SPOILER ALERT!

Lover Enshrined

Lover Enshrined  - J.R. Ward

**WARNING: CONTAINS VAGUE SPOILERS**

I read the first hundred pages or so of this and wondered when it was actually going to be all about Phury–because I have say the kiddies of the series totally stole the opening slot in this show.

But I read on, because Ward’s prose only ever invites you to keep going, right? I’m glad I did.
I’ll admit I was around 100 pages from the end and wondered if I’d be left content with the ending. Around 30 pages from the end, I was still wondering that. Then, in the very very very last chapter, a handful of pages from the end, Ward went and sent me a little misty eyed.

Now, because I’m a pedantic bugger, I felt the need to sit and analyse why it didn’t seem as though Phury got his full spotlight yet I still wanted to read on.

I love poor mentally tortured Phury who everyone else understands more than he understands himself. So, theoretically, I should have been peeved I didn’t get to see a whole lot more of him. But I think it’s the busy-ness of this book that keeps the reader involved and stops them feeling totally cheated.

The last couple of books have been so totally consumed with the Brother at the forefront of them that I went into this one expecting the same when I shouldn’t have.

This book wasn’t so much about a ‘Brother’ but more about the ‘Brotherhood’ as a whole. It was as though we’d gone back to the Lessers for a reminder that they’re still there and they still have an agenda, and yes the issue is only going to get worse (because, for goodness sake, you didn’t all think they’d retreated did ya?). The evolvement of events between the younger generation was an awesome story arc (shame it claimed the headline, but hey …), and I’m unsurprised by Lash’s ‘promotion’. But because of everything (else) the author has crammed into this novel, Phury’s moment of glory was somewhat stolen from him.
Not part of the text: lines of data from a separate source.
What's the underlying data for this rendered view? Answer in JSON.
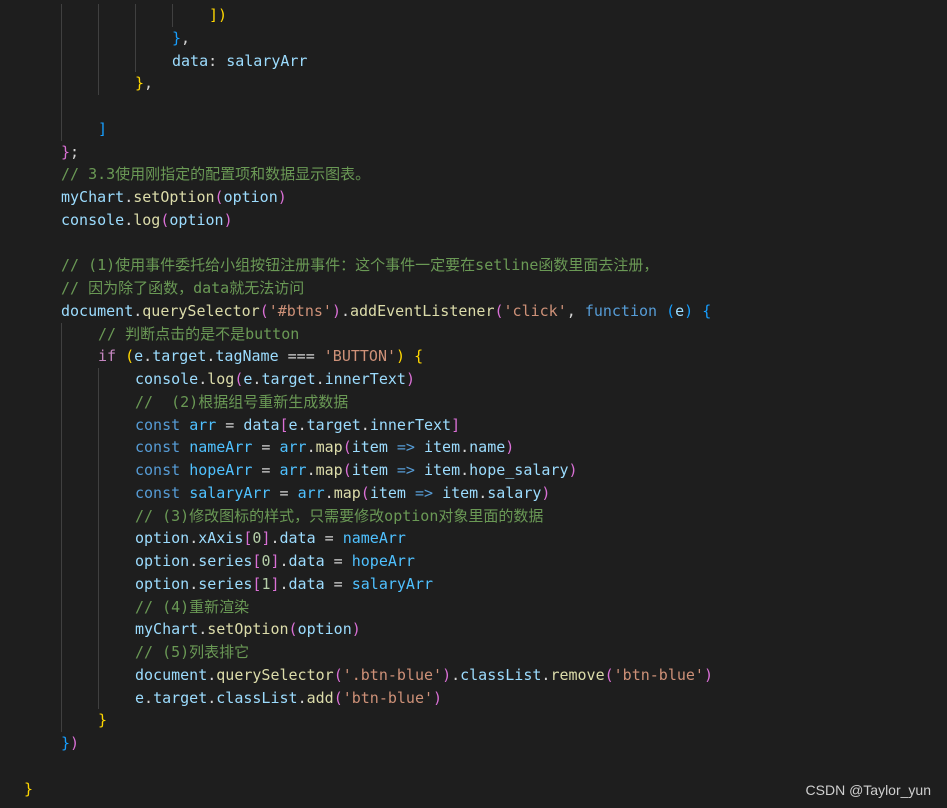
{
  "editor": {
    "theme": "dark",
    "colors": {
      "background": "#1e1e1e",
      "default": "#d4d4d4",
      "comment": "#6a9955",
      "keyword": "#569cd6",
      "control": "#c586c0",
      "variable": "#9cdcfe",
      "constvar": "#4fc1ff",
      "function": "#dcdcaa",
      "string": "#ce9178",
      "number": "#b5cea8",
      "bracket_level1": "#ffd700",
      "bracket_level2": "#da70d6",
      "bracket_level3": "#179fff"
    },
    "lines": [
      {
        "indent": 5,
        "tokens": [
          [
            "b1",
            "])"
          ]
        ]
      },
      {
        "indent": 4,
        "tokens": [
          [
            "b3",
            "}"
          ],
          [
            "default",
            ","
          ]
        ]
      },
      {
        "indent": 4,
        "tokens": [
          [
            "variable",
            "data"
          ],
          [
            "default",
            ": "
          ],
          [
            "variable",
            "salaryArr"
          ]
        ]
      },
      {
        "indent": 3,
        "tokens": [
          [
            "b1",
            "}"
          ],
          [
            "default",
            ","
          ]
        ]
      },
      {
        "indent": 2,
        "tokens": []
      },
      {
        "indent": 2,
        "tokens": [
          [
            "b3",
            "]"
          ]
        ]
      },
      {
        "indent": 1,
        "tokens": [
          [
            "b2",
            "}"
          ],
          [
            "default",
            ";"
          ]
        ]
      },
      {
        "indent": 1,
        "tokens": [
          [
            "comment",
            "// 3.3使用刚指定的配置项和数据显示图表。"
          ]
        ]
      },
      {
        "indent": 1,
        "tokens": [
          [
            "variable",
            "myChart"
          ],
          [
            "default",
            "."
          ],
          [
            "function",
            "setOption"
          ],
          [
            "b2",
            "("
          ],
          [
            "variable",
            "option"
          ],
          [
            "b2",
            ")"
          ]
        ]
      },
      {
        "indent": 1,
        "tokens": [
          [
            "variable",
            "console"
          ],
          [
            "default",
            "."
          ],
          [
            "function",
            "log"
          ],
          [
            "b2",
            "("
          ],
          [
            "variable",
            "option"
          ],
          [
            "b2",
            ")"
          ]
        ]
      },
      {
        "indent": 0,
        "tokens": []
      },
      {
        "indent": 1,
        "tokens": [
          [
            "comment",
            "// (1)使用事件委托给小组按钮注册事件：这个事件一定要在setline函数里面去注册，"
          ]
        ]
      },
      {
        "indent": 1,
        "tokens": [
          [
            "comment",
            "// 因为除了函数，data就无法访问"
          ]
        ]
      },
      {
        "indent": 1,
        "tokens": [
          [
            "variable",
            "document"
          ],
          [
            "default",
            "."
          ],
          [
            "function",
            "querySelector"
          ],
          [
            "b2",
            "("
          ],
          [
            "string",
            "'#btns'"
          ],
          [
            "b2",
            ")"
          ],
          [
            "default",
            "."
          ],
          [
            "function",
            "addEventListener"
          ],
          [
            "b2",
            "("
          ],
          [
            "string",
            "'click'"
          ],
          [
            "default",
            ", "
          ],
          [
            "keyword",
            "function"
          ],
          [
            "default",
            " "
          ],
          [
            "b3",
            "("
          ],
          [
            "variable",
            "e"
          ],
          [
            "b3",
            ")"
          ],
          [
            "default",
            " "
          ],
          [
            "b3",
            "{"
          ]
        ]
      },
      {
        "indent": 2,
        "tokens": [
          [
            "comment",
            "// 判断点击的是不是button"
          ]
        ]
      },
      {
        "indent": 2,
        "tokens": [
          [
            "control",
            "if"
          ],
          [
            "default",
            " "
          ],
          [
            "b1",
            "("
          ],
          [
            "variable",
            "e"
          ],
          [
            "default",
            "."
          ],
          [
            "variable",
            "target"
          ],
          [
            "default",
            "."
          ],
          [
            "variable",
            "tagName"
          ],
          [
            "default",
            " === "
          ],
          [
            "string",
            "'BUTTON'"
          ],
          [
            "b1",
            ")"
          ],
          [
            "default",
            " "
          ],
          [
            "b1",
            "{"
          ]
        ]
      },
      {
        "indent": 3,
        "tokens": [
          [
            "variable",
            "console"
          ],
          [
            "default",
            "."
          ],
          [
            "function",
            "log"
          ],
          [
            "b2",
            "("
          ],
          [
            "variable",
            "e"
          ],
          [
            "default",
            "."
          ],
          [
            "variable",
            "target"
          ],
          [
            "default",
            "."
          ],
          [
            "variable",
            "innerText"
          ],
          [
            "b2",
            ")"
          ]
        ]
      },
      {
        "indent": 3,
        "tokens": [
          [
            "comment",
            "//  (2)根据组号重新生成数据"
          ]
        ]
      },
      {
        "indent": 3,
        "tokens": [
          [
            "keyword",
            "const"
          ],
          [
            "default",
            " "
          ],
          [
            "constvar",
            "arr"
          ],
          [
            "default",
            " = "
          ],
          [
            "variable",
            "data"
          ],
          [
            "b2",
            "["
          ],
          [
            "variable",
            "e"
          ],
          [
            "default",
            "."
          ],
          [
            "variable",
            "target"
          ],
          [
            "default",
            "."
          ],
          [
            "variable",
            "innerText"
          ],
          [
            "b2",
            "]"
          ]
        ]
      },
      {
        "indent": 3,
        "tokens": [
          [
            "keyword",
            "const"
          ],
          [
            "default",
            " "
          ],
          [
            "constvar",
            "nameArr"
          ],
          [
            "default",
            " = "
          ],
          [
            "constvar",
            "arr"
          ],
          [
            "default",
            "."
          ],
          [
            "function",
            "map"
          ],
          [
            "b2",
            "("
          ],
          [
            "variable",
            "item"
          ],
          [
            "default",
            " "
          ],
          [
            "keyword",
            "=>"
          ],
          [
            "default",
            " "
          ],
          [
            "variable",
            "item"
          ],
          [
            "default",
            "."
          ],
          [
            "variable",
            "name"
          ],
          [
            "b2",
            ")"
          ]
        ]
      },
      {
        "indent": 3,
        "tokens": [
          [
            "keyword",
            "const"
          ],
          [
            "default",
            " "
          ],
          [
            "constvar",
            "hopeArr"
          ],
          [
            "default",
            " = "
          ],
          [
            "constvar",
            "arr"
          ],
          [
            "default",
            "."
          ],
          [
            "function",
            "map"
          ],
          [
            "b2",
            "("
          ],
          [
            "variable",
            "item"
          ],
          [
            "default",
            " "
          ],
          [
            "keyword",
            "=>"
          ],
          [
            "default",
            " "
          ],
          [
            "variable",
            "item"
          ],
          [
            "default",
            "."
          ],
          [
            "variable",
            "hope_salary"
          ],
          [
            "b2",
            ")"
          ]
        ]
      },
      {
        "indent": 3,
        "tokens": [
          [
            "keyword",
            "const"
          ],
          [
            "default",
            " "
          ],
          [
            "constvar",
            "salaryArr"
          ],
          [
            "default",
            " = "
          ],
          [
            "constvar",
            "arr"
          ],
          [
            "default",
            "."
          ],
          [
            "function",
            "map"
          ],
          [
            "b2",
            "("
          ],
          [
            "variable",
            "item"
          ],
          [
            "default",
            " "
          ],
          [
            "keyword",
            "=>"
          ],
          [
            "default",
            " "
          ],
          [
            "variable",
            "item"
          ],
          [
            "default",
            "."
          ],
          [
            "variable",
            "salary"
          ],
          [
            "b2",
            ")"
          ]
        ]
      },
      {
        "indent": 3,
        "tokens": [
          [
            "comment",
            "// (3)修改图标的样式，只需要修改option对象里面的数据"
          ]
        ]
      },
      {
        "indent": 3,
        "tokens": [
          [
            "variable",
            "option"
          ],
          [
            "default",
            "."
          ],
          [
            "variable",
            "xAxis"
          ],
          [
            "b2",
            "["
          ],
          [
            "number",
            "0"
          ],
          [
            "b2",
            "]"
          ],
          [
            "default",
            "."
          ],
          [
            "variable",
            "data"
          ],
          [
            "default",
            " = "
          ],
          [
            "constvar",
            "nameArr"
          ]
        ]
      },
      {
        "indent": 3,
        "tokens": [
          [
            "variable",
            "option"
          ],
          [
            "default",
            "."
          ],
          [
            "variable",
            "series"
          ],
          [
            "b2",
            "["
          ],
          [
            "number",
            "0"
          ],
          [
            "b2",
            "]"
          ],
          [
            "default",
            "."
          ],
          [
            "variable",
            "data"
          ],
          [
            "default",
            " = "
          ],
          [
            "constvar",
            "hopeArr"
          ]
        ]
      },
      {
        "indent": 3,
        "tokens": [
          [
            "variable",
            "option"
          ],
          [
            "default",
            "."
          ],
          [
            "variable",
            "series"
          ],
          [
            "b2",
            "["
          ],
          [
            "number",
            "1"
          ],
          [
            "b2",
            "]"
          ],
          [
            "default",
            "."
          ],
          [
            "variable",
            "data"
          ],
          [
            "default",
            " = "
          ],
          [
            "constvar",
            "salaryArr"
          ]
        ]
      },
      {
        "indent": 3,
        "tokens": [
          [
            "comment",
            "// (4)重新渲染"
          ]
        ]
      },
      {
        "indent": 3,
        "tokens": [
          [
            "variable",
            "myChart"
          ],
          [
            "default",
            "."
          ],
          [
            "function",
            "setOption"
          ],
          [
            "b2",
            "("
          ],
          [
            "variable",
            "option"
          ],
          [
            "b2",
            ")"
          ]
        ]
      },
      {
        "indent": 3,
        "tokens": [
          [
            "comment",
            "// (5)列表排它"
          ]
        ]
      },
      {
        "indent": 3,
        "tokens": [
          [
            "variable",
            "document"
          ],
          [
            "default",
            "."
          ],
          [
            "function",
            "querySelector"
          ],
          [
            "b2",
            "("
          ],
          [
            "string",
            "'.btn-blue'"
          ],
          [
            "b2",
            ")"
          ],
          [
            "default",
            "."
          ],
          [
            "variable",
            "classList"
          ],
          [
            "default",
            "."
          ],
          [
            "function",
            "remove"
          ],
          [
            "b2",
            "("
          ],
          [
            "string",
            "'btn-blue'"
          ],
          [
            "b2",
            ")"
          ]
        ]
      },
      {
        "indent": 3,
        "tokens": [
          [
            "variable",
            "e"
          ],
          [
            "default",
            "."
          ],
          [
            "variable",
            "target"
          ],
          [
            "default",
            "."
          ],
          [
            "variable",
            "classList"
          ],
          [
            "default",
            "."
          ],
          [
            "function",
            "add"
          ],
          [
            "b2",
            "("
          ],
          [
            "string",
            "'btn-blue'"
          ],
          [
            "b2",
            ")"
          ]
        ]
      },
      {
        "indent": 2,
        "tokens": [
          [
            "b1",
            "}"
          ]
        ]
      },
      {
        "indent": 1,
        "tokens": [
          [
            "b3",
            "}"
          ],
          [
            "b2",
            ")"
          ]
        ]
      },
      {
        "indent": 0,
        "tokens": []
      },
      {
        "indent": 0,
        "tokens": [
          [
            "b1",
            "}"
          ]
        ]
      }
    ]
  },
  "watermark": "CSDN @Taylor_yun"
}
I’m not saying this book wasn’t a decent read because it was. But as a reader, I’d kinda got into the flow of the last few books and Ward went and produced something with a different current in this one and I was unprepared for it. So, when I neared the end and it looked as though Phury’s big sole-mate-y moment was going to get diminshed beneath Xhex’s moment, and Lash’s moment, I was a little miffed. I thought for one horrid second, the ending was going to fall flat. It didn’t. But not because Phury rose from the ashes and burned brightly. The ending was saved by Z who (yet again) brought a tear to my eye.

Okay, long story short (sorry about the waffle, but it’s pre-lunch on a Sunday and one often needs to reach for the syrup to accompany my long-windedness):

This is a decent read. It’s just not following the same pattern as the last few in the series. It almost felt as though I’d gone back to Wrath’s story when too many other things were introduced for the main man to stand up and shine. But I’d still deffo recommend.